Bear attacks at Yosemite

This year, Yosemite has recorded 10 bear incidents so far, which is down 9% from this time last year (when they saw 38 total). The Park Service defines a "bear incident" as when a bear causes a "monetary loss to a person," such as property damage or stealing food, or injury.

According to the National Park Service's website, bears are one of the most sought-after animals to see in Yosemite National Park. It's home to approximately 300 to 500 black bears. With that, the Park Service advised visitors to exercise caution and give the animals space.

What to do if you see a black bear

Wildlife experts with Yosemite say if a black bear approaches you or gets too close, you're supposed to act immediately and try to scare it away. You do that by yelling aggressively and making as much noise as possible until the bear leaves.

If the bear is after your food, experts suggest packing up your food and leaving the area. They say do not throw food at the bear or abandon the food. The reason is the bear will eat the food and then try to get more food from humans, which will likely result in the animal's death.

It's also worth mentioning that how you respond to a black bear is different than you would to a brown bear. The reason is they're different species and therefore, have different physical characteristics and behaviors.

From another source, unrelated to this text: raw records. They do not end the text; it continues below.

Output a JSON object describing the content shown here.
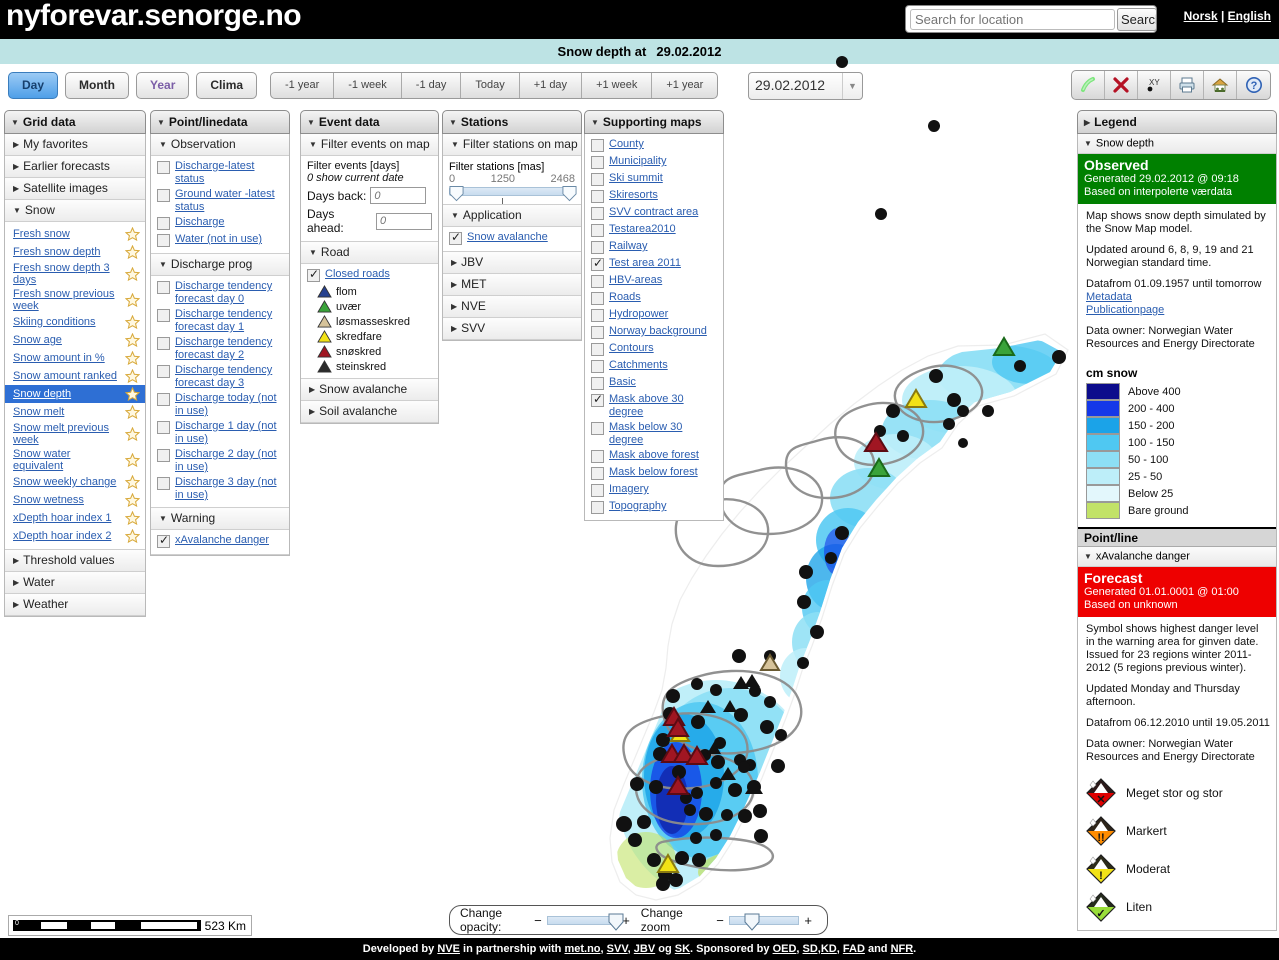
{
  "header": {
    "site_title": "nyforevar.senorge.no",
    "search_placeholder": "Search for location",
    "search_value": "",
    "search_button": "Search",
    "lang_no": "Norsk",
    "lang_sep": " | ",
    "lang_en": "English"
  },
  "title_strip": {
    "label": "Snow depth at",
    "date": "29.02.2012"
  },
  "mode_buttons": [
    {
      "label": "Day",
      "selected": true
    },
    {
      "label": "Month",
      "selected": false
    },
    {
      "label": "Year",
      "selected": false
    },
    {
      "label": "Clima",
      "selected": false
    }
  ],
  "nav_buttons": [
    "-1 year",
    "-1 week",
    "-1 day",
    "Today",
    "+1 day",
    "+1 week",
    "+1 year"
  ],
  "date_picker": {
    "value": "29.02.2012",
    "caret": "▼"
  },
  "toolbar": [
    {
      "icon": "pen-highlight-icon"
    },
    {
      "icon": "red-x-delete-icon"
    },
    {
      "icon": "xy-coordinate-icon"
    },
    {
      "icon": "printer-icon"
    },
    {
      "icon": "home-icon"
    },
    {
      "icon": "help-question-icon"
    }
  ],
  "grid_data": {
    "title": "Grid data",
    "groups": [
      {
        "label": "My favorites",
        "open": false
      },
      {
        "label": "Earlier forecasts",
        "open": false
      },
      {
        "label": "Satellite images",
        "open": false
      },
      {
        "label": "Snow",
        "open": true
      }
    ],
    "snow_items": [
      {
        "label": "Fresh snow",
        "selected": false
      },
      {
        "label": "Fresh snow depth",
        "selected": false
      },
      {
        "label": "Fresh snow depth 3 days",
        "selected": false
      },
      {
        "label": "Fresh snow previous week",
        "selected": false
      },
      {
        "label": "Skiing conditions",
        "selected": false
      },
      {
        "label": "Snow age",
        "selected": false
      },
      {
        "label": "Snow amount in %",
        "selected": false
      },
      {
        "label": "Snow amount ranked",
        "selected": false
      },
      {
        "label": "Snow depth",
        "selected": true
      },
      {
        "label": "Snow melt",
        "selected": false
      },
      {
        "label": "Snow melt previous week",
        "selected": false
      },
      {
        "label": "Snow water equivalent",
        "selected": false
      },
      {
        "label": "Snow weekly change",
        "selected": false
      },
      {
        "label": "Snow wetness",
        "selected": false
      },
      {
        "label": "xDepth hoar index 1",
        "selected": false
      },
      {
        "label": "xDepth hoar index 2",
        "selected": false
      }
    ],
    "tail_groups": [
      {
        "label": "Threshold values"
      },
      {
        "label": "Water"
      },
      {
        "label": "Weather"
      }
    ]
  },
  "point_line_data": {
    "title": "Point/linedata",
    "observation_label": "Observation",
    "observation_items": [
      {
        "label": "Discharge-latest status",
        "checked": false
      },
      {
        "label": "Ground water -latest status",
        "checked": false
      },
      {
        "label": "Discharge",
        "checked": false
      },
      {
        "label": "Water (not in use)",
        "checked": false
      }
    ],
    "discharge_prog_label": "Discharge prog",
    "discharge_items": [
      {
        "label": "Discharge tendency forecast day 0",
        "checked": false
      },
      {
        "label": "Discharge tendency forecast day 1",
        "checked": false
      },
      {
        "label": "Discharge tendency forecast day 2",
        "checked": false
      },
      {
        "label": "Discharge tendency forecast day 3",
        "checked": false
      },
      {
        "label": "Discharge today (not in use)",
        "checked": false
      },
      {
        "label": "Discharge 1 day (not in use)",
        "checked": false
      },
      {
        "label": "Discharge 2 day (not in use)",
        "checked": false
      },
      {
        "label": "Discharge 3 day (not in use)",
        "checked": false
      }
    ],
    "warning_label": "Warning",
    "warning_items": [
      {
        "label": "xAvalanche danger",
        "checked": true
      }
    ]
  },
  "event_data": {
    "title": "Event data",
    "filter_label": "Filter events on map",
    "filter_title": "Filter events [days]",
    "filter_note": "0 show current date",
    "days_back_label": "Days back:",
    "days_back_value": "0",
    "days_ahead_label": "Days ahead:",
    "days_ahead_value": "0",
    "road_label": "Road",
    "closed_roads_label": "Closed roads",
    "closed_roads_checked": true,
    "symbols": [
      {
        "label": "flom",
        "color": "#26418f"
      },
      {
        "label": "uvær",
        "color": "#3aa33a"
      },
      {
        "label": "løsmasseskred",
        "color": "#d6c39a"
      },
      {
        "label": "skredfare",
        "color": "#f2e216"
      },
      {
        "label": "snøskred",
        "color": "#a01622"
      },
      {
        "label": "steinskred",
        "color": "#2b2b2b"
      }
    ],
    "snow_avalanche_label": "Snow avalanche",
    "soil_avalanche_label": "Soil avalanche"
  },
  "stations": {
    "title": "Stations",
    "filter_label": "Filter stations on map",
    "filter_title": "Filter stations [mas]",
    "slider_min": "0",
    "slider_mid": "1250",
    "slider_max": "2468",
    "application_label": "Application",
    "application_items": [
      {
        "label": "Snow avalanche",
        "checked": true
      }
    ],
    "groups": [
      "JBV",
      "MET",
      "NVE",
      "SVV"
    ]
  },
  "supporting_maps": {
    "title": "Supporting maps",
    "items": [
      {
        "label": "County",
        "checked": false
      },
      {
        "label": "Municipality",
        "checked": false
      },
      {
        "label": "Ski summit",
        "checked": false
      },
      {
        "label": "Skiresorts",
        "checked": false
      },
      {
        "label": "SVV contract area",
        "checked": false
      },
      {
        "label": "Testarea2010",
        "checked": false
      },
      {
        "label": "Railway",
        "checked": false
      },
      {
        "label": "Test area 2011",
        "checked": true
      },
      {
        "label": "HBV-areas",
        "checked": false
      },
      {
        "label": "Roads",
        "checked": false
      },
      {
        "label": "Hydropower",
        "checked": false
      },
      {
        "label": "Norway background",
        "checked": false
      },
      {
        "label": "Contours",
        "checked": false
      },
      {
        "label": "Catchments",
        "checked": false
      },
      {
        "label": "Basic",
        "checked": false
      },
      {
        "label": "Mask above 30 degree",
        "checked": true
      },
      {
        "label": "Mask below 30 degree",
        "checked": false
      },
      {
        "label": "Mask above forest",
        "checked": false
      },
      {
        "label": "Mask below forest",
        "checked": false
      },
      {
        "label": "Imagery",
        "checked": false
      },
      {
        "label": "Topography",
        "checked": false
      }
    ]
  },
  "legend": {
    "title": "Legend",
    "snow_depth_label": "Snow depth",
    "observed_banner": {
      "title": "Observed",
      "generated": "Generated 29.02.2012 @ 09:18",
      "based_on": "Based on interpolerte værdata",
      "color": "#008000"
    },
    "desc_1": "Map shows snow depth simulated by the Snow Map model.",
    "desc_2": "Updated around 6, 8, 9, 19 and 21 Norwegian standard time.",
    "desc_3": "Datafrom 01.09.1957 until tomorrow",
    "link_metadata": "Metadata",
    "link_publication": "Publicationpage",
    "data_owner": "Data owner: Norwegian Water Resources and Energy Directorate",
    "swatch_title": "cm snow",
    "swatches": [
      {
        "label": "Above  400",
        "color": "#0c0c8c"
      },
      {
        "label": "200 - 400",
        "color": "#1538e8"
      },
      {
        "label": "150 - 200",
        "color": "#1ba3e8"
      },
      {
        "label": "100 - 150",
        "color": "#4fc8f2"
      },
      {
        "label": "50 - 100",
        "color": "#8ddff5"
      },
      {
        "label": "25 - 50",
        "color": "#bdeef9"
      },
      {
        "label": "Below 25",
        "color": "#e3f7fc"
      },
      {
        "label": "Bare ground",
        "color": "#c2e268"
      }
    ],
    "point_line_head": "Point/line",
    "avalanche_label": "xAvalanche danger",
    "forecast_banner": {
      "title": "Forecast",
      "generated": "Generated 01.01.0001 @ 01:00",
      "based_on": "Based on unknown",
      "color": "#ee0000"
    },
    "fdesc_1": "Symbol shows highest danger level in the warning area for ginven date. Issued for 23 regions winter 2011-2012 (5 regions previous  winter).",
    "fdesc_2": "Updated Monday and Thursday afternoon.",
    "fdesc_3": "Datafrom 06.12.2010 until 19.05.2011",
    "fdata_owner": "Data owner: Norwegian Water Resources and Energy Directorate",
    "danger_levels": [
      {
        "label": "Meget stor og stor",
        "color": "#e00000",
        "glyph": "✕"
      },
      {
        "label": "Markert",
        "color": "#ff8c00",
        "glyph": "!!"
      },
      {
        "label": "Moderat",
        "color": "#f2e216",
        "glyph": "!"
      },
      {
        "label": "Liten",
        "color": "#9ade3a",
        "glyph": "✓"
      }
    ]
  },
  "map_footer": {
    "scale_value": "523 Km",
    "scale_zero": "0",
    "opacity_label": "Change opacity:",
    "zoom_label": "Change zoom",
    "minus": "−",
    "plus": "+"
  },
  "footer": {
    "t1": "Developed by ",
    "l1": "NVE",
    "t2": " in partnership with ",
    "l2": "met.no",
    "t3": ", ",
    "l3": "SVV",
    "t4": ", ",
    "l4": "JBV",
    "t5": " og ",
    "l5": "SK",
    "t6": ". Sponsored by ",
    "l6": "OED",
    "t7": ", ",
    "l7": "SD,KD",
    "t8": ", ",
    "l8": "FAD",
    "t9": " and ",
    "l9": "NFR",
    "t10": "."
  }
}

Brown bears, or grizzly bears, tend to be much bigger than black bears.